EcoBroker International is a company that trains Realtors in the advantages of educating both homebuyers and sellers about healthy and energy-efficient homes.
The course of instruction takes an agent through health hazards of homes, such as mold, radon, dirty air ducts, and other unhealthy conditions, and helps them understand what mitigation sources are available so this can be shared with their clients. It also covers a variety of energy efficient features that tend to make a home more valuable (based on the premise that lower energy costs will make a home more valuable in the market-and more
Alternative energy systems are also explored.
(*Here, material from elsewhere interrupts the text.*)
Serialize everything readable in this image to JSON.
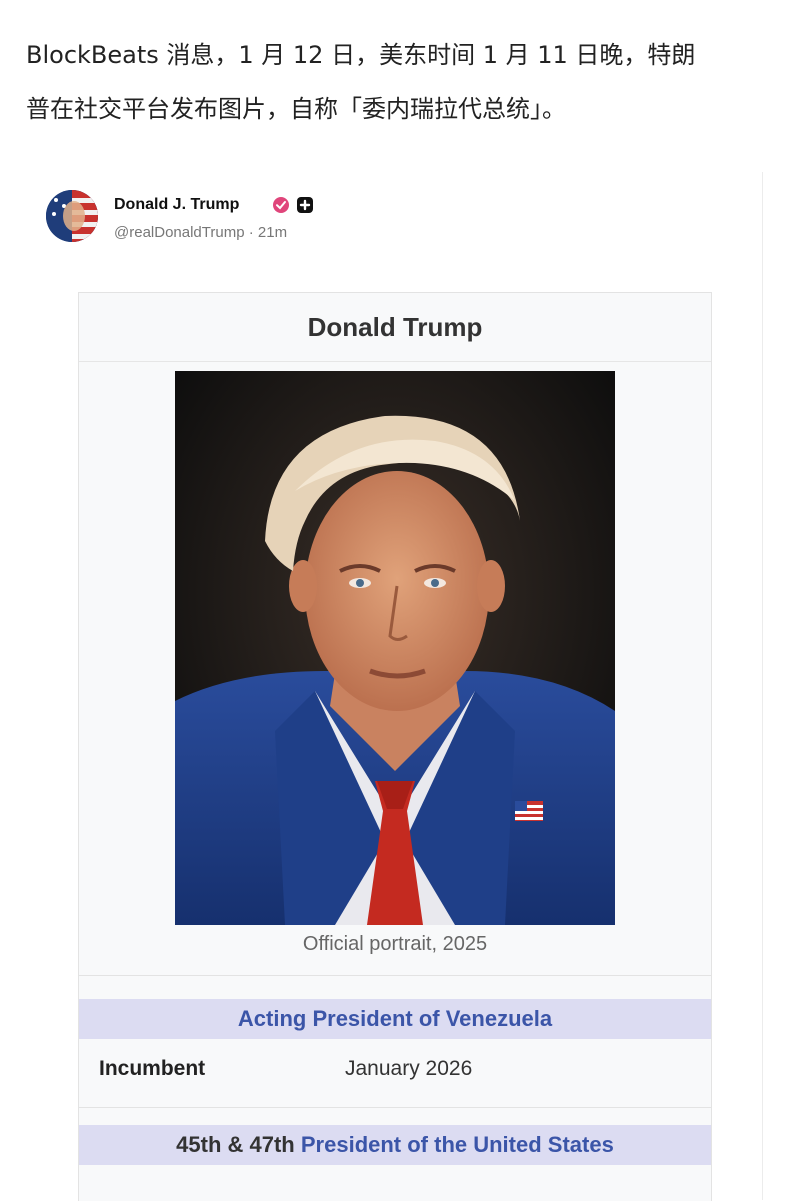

There are numerous national, state and local organizations that support and provide information on energy efficiency in homes. The LEED (Leadership in Energy and Environmental Design) Green Building Rating System is a voluntary, consensus-based national standard for developing high-performance, sustainable buildings. Built Green is a term used by numerous private organizations.
The Colorado organization has one of the easier to use checklists. It is a handy guide for homebuilders, sellers and buyers on what to look for in a home. You can access and download the Built Green Checklist at www.BuiltGreen.org. Energy Star is a government organization that not only provides a similar checklist (although qualifying for an Energy Star rating is more difficult than Built Green), but it also tests and qualifies home appliances and building materials so that you can know what to buy and know in advance of your purchase what approximate savings you can realize.
Check out the requirements, the qualifying appliances, and variety of other information on energy efficiency at www.EnergyStar.gov.
A Realtor who is EcoBroker Certified is better able to help you understand (a) if your home already has energy efficiency that should be featured in any marketing, and (b) what steps you might take to make your home more energy efficient. If you check the Built Green Checklist at the website above, you will note than many features are simple to implement and may cost relatively little in comparison to the additional dollars the changes could bring in a sale.
For example, you do not need to convert a forced air heating system to solar, or even in-floor radiant, although such changes may, in fact, make a nice difference in the home. But, simply having the integrity of the air ducts tested, and having them cleaned presents a point that can be explained in marketing materials. It becomes a more efficient and healthier system.
It should be noted that the EcoBroker certification course is relatively new, so finding a certified EcoBroker will be impossible in most areas of the country at this writing.
But, if you do find one, be sure that the added knowledge could enhance your agent's ability to help you. You can go to the EcoBroker website at www.EcoBroker.com to see if there is an agent who is EcoBroker Certified near you.
We just cannot end this section without a discussion about attitude and disposition. We mentioned a good, winning attitude makes up for a lot, and it's true. We'd much rather work with a newly licensed agent who really wants to help than some old curmudgeon who has been in the profession for years, thinks they know all the answers and will not listen to anything new.
There are a lot of worn-out real estate agents who have "seen it all" still occupying desk space in offices across the land.
Your initial interview with a prospective agent will tell you a lot about their approach to life. Work with an optimist, not a pessimist. Listen to their answers to your questions. Are they saying, "There's nothing available in your price range." Or are they instead saying, "It might be difficult to find exactly what you want in that price range, but let's look at some properties so you have a better handle on this market."
It isn't brain surgery to figure this out; look for a good, positive attitude as part of your evaluation process.
How to Make Your Realtor Get You the Best Deal is available online at: http://www.snowhome.com/books.shtml